Title:Australia, The Recreational SocietyFormat:HardcoverDimensions:208 pages, 9.56 × 6.38 × 0.78 inPublished:January 1, 2002Publisher:Praeger PublishersLanguage:English

The following ISBNs are associated with this title:

ISBN - 10:0275972321

ISBN - 13:9780275972325


Editorial Reviews

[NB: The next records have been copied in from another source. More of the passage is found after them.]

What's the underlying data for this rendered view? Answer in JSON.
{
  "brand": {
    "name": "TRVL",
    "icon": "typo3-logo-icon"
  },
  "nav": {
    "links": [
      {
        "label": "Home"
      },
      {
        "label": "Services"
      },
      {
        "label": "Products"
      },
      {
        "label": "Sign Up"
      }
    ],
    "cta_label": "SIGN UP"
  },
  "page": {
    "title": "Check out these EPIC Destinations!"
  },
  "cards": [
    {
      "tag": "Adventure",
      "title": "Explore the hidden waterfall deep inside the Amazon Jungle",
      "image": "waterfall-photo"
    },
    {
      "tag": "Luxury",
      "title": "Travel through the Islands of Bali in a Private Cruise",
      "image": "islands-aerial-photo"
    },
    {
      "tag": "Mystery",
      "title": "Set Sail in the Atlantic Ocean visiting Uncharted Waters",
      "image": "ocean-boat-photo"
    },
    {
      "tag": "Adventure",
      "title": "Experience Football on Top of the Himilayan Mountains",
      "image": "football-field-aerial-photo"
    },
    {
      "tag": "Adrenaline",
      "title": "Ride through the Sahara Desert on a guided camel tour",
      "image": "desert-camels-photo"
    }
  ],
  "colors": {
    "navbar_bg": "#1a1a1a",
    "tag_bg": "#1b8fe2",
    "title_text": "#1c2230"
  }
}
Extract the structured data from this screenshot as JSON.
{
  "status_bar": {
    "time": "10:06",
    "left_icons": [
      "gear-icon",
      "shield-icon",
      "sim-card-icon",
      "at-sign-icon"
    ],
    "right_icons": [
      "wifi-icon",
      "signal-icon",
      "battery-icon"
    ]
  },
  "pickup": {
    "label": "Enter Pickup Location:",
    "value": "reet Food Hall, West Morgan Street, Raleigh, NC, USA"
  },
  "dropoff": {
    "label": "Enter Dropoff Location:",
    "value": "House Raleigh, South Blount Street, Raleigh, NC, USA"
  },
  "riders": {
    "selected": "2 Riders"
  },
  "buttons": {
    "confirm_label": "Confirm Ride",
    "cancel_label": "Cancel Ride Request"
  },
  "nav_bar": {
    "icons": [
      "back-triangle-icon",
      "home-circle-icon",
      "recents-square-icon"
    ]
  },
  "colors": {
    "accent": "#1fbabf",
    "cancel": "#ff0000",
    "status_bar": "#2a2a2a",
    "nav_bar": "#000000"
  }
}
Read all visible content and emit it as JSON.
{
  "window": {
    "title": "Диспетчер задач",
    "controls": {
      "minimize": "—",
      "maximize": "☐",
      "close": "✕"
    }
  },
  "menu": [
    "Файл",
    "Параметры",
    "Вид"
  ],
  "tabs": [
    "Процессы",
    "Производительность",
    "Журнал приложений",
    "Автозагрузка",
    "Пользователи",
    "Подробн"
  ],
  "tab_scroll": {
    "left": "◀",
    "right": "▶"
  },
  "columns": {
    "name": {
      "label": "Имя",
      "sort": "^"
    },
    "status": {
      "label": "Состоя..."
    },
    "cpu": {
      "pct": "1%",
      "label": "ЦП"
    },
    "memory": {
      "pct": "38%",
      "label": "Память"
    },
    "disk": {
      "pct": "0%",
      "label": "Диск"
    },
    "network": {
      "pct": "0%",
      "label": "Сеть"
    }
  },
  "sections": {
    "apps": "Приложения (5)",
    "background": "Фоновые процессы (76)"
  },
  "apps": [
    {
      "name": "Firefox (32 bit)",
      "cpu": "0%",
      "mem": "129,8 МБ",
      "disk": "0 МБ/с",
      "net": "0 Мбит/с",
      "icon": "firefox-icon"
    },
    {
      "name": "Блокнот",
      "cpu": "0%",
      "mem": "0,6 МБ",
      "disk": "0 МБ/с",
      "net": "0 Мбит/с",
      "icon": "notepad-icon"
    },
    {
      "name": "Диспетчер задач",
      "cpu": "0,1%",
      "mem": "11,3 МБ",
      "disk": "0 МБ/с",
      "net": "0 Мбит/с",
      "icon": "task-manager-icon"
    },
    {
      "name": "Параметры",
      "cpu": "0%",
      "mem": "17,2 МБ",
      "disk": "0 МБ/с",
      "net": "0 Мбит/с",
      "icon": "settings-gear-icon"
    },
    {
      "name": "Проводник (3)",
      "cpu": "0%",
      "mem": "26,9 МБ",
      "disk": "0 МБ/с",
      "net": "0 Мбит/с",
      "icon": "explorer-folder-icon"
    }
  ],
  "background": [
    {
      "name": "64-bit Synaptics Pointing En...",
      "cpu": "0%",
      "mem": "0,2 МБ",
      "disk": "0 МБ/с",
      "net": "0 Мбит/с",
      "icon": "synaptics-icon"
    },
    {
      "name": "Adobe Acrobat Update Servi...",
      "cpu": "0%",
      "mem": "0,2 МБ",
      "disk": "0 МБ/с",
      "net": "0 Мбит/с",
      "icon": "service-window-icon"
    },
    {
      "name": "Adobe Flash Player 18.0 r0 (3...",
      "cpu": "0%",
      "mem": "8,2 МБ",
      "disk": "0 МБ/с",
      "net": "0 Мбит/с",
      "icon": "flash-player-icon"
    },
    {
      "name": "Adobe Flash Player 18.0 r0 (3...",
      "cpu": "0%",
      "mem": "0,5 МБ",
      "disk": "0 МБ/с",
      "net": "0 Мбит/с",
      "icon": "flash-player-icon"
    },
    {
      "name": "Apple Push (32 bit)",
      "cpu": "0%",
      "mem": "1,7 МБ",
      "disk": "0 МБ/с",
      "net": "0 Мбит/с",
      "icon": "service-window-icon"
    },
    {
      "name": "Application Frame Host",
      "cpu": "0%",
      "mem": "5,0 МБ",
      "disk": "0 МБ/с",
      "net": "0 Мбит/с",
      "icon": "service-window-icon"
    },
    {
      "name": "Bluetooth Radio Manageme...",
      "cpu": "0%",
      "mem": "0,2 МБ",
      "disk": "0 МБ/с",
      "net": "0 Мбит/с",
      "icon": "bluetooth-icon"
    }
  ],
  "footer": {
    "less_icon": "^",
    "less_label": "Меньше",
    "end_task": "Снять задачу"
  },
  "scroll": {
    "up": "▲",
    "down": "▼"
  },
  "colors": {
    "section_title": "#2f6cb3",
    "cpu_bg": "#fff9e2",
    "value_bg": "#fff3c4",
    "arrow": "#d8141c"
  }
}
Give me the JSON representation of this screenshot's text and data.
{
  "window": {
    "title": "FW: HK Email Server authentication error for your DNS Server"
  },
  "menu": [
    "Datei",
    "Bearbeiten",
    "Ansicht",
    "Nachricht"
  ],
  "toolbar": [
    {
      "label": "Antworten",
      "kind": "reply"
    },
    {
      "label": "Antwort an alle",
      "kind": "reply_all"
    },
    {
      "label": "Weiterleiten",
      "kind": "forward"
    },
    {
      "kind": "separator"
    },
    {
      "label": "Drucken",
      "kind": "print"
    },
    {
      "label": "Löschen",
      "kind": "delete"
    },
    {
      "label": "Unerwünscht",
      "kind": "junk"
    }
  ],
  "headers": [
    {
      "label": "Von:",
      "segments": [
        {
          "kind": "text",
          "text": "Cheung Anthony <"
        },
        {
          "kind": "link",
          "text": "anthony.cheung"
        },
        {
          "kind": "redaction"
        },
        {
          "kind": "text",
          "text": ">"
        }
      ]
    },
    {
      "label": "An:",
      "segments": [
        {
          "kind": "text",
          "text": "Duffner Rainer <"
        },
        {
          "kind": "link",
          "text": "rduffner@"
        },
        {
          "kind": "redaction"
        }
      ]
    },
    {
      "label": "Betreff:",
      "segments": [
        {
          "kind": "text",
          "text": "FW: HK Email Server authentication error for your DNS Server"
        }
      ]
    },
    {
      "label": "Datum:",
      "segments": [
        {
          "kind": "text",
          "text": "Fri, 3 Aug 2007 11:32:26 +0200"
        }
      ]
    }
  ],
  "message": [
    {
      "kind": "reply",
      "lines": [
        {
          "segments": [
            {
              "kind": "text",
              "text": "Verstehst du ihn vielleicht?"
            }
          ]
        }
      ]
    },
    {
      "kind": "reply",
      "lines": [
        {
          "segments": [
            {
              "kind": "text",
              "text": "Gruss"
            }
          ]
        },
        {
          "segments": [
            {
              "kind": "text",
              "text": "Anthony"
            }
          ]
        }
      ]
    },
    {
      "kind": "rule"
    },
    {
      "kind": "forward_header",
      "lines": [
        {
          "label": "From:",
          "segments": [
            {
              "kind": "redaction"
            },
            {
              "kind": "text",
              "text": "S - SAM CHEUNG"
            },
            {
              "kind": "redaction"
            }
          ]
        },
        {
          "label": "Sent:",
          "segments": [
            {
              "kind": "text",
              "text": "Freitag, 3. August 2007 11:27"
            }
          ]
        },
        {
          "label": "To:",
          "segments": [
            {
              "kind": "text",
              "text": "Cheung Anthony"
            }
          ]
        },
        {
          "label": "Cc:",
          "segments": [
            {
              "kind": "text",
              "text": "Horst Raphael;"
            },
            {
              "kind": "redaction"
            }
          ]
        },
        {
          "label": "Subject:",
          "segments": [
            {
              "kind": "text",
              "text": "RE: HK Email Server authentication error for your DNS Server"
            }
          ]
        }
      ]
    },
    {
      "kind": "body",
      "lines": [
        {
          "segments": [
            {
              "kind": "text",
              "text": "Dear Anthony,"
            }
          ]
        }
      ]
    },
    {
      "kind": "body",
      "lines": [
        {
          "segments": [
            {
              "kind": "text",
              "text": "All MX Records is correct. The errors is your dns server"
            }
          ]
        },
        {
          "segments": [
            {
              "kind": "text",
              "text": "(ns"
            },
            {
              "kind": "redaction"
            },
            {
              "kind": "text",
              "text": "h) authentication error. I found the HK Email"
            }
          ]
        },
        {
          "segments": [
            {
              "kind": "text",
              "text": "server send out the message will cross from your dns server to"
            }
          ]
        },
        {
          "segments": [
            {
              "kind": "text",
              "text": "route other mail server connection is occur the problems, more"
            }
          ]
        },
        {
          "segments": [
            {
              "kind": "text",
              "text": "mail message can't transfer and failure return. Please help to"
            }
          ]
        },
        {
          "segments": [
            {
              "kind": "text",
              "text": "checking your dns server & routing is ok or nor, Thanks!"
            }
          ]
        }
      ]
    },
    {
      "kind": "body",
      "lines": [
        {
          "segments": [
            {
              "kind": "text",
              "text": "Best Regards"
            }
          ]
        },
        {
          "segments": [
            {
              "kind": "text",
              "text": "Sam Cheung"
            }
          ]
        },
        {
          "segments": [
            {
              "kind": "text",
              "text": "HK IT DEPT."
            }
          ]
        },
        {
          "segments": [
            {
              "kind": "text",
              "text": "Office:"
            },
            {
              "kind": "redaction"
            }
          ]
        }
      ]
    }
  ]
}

?Mosler (economics, Univ. of Adelaide), an American who has lived in Australia for 30 years, believes that his adopted country's dedication to pleasure and hedonism has resulted in "a propensity to political and cultural adolescence," to "a kind of anti-nationalism," clearly demonstrated in the defeat of the Republic Referendum in 1999. Aussies are united only by their devotion to leisure time, sports, gambling, "barbies," drinking, and lighthearted socializing. They do not know their history; "to care about it is to be un-Australian." "Australia Day," not even celebrated on the same date throughout the country, provides "just another excuse for having a bit of fun." Anti-intellectualism is pervasive; schools and universities are underfunded and badly administered. Serious study is avoided by endless excursions--"learning experiences"--which are actually programmed student fun activities. The system has made it "impossible to train the next generation of a governing elite." Mosler thinks "a country held together with recreational glue alone just might implode." As a nation, Australia might be "a lemon, a nonstarter." He argues that "without a sense of national purpose its best future option is to become the fifty-first state of America." An interesting, indeed fascinating, well-documented volume. All levels and collections.?-CHOICE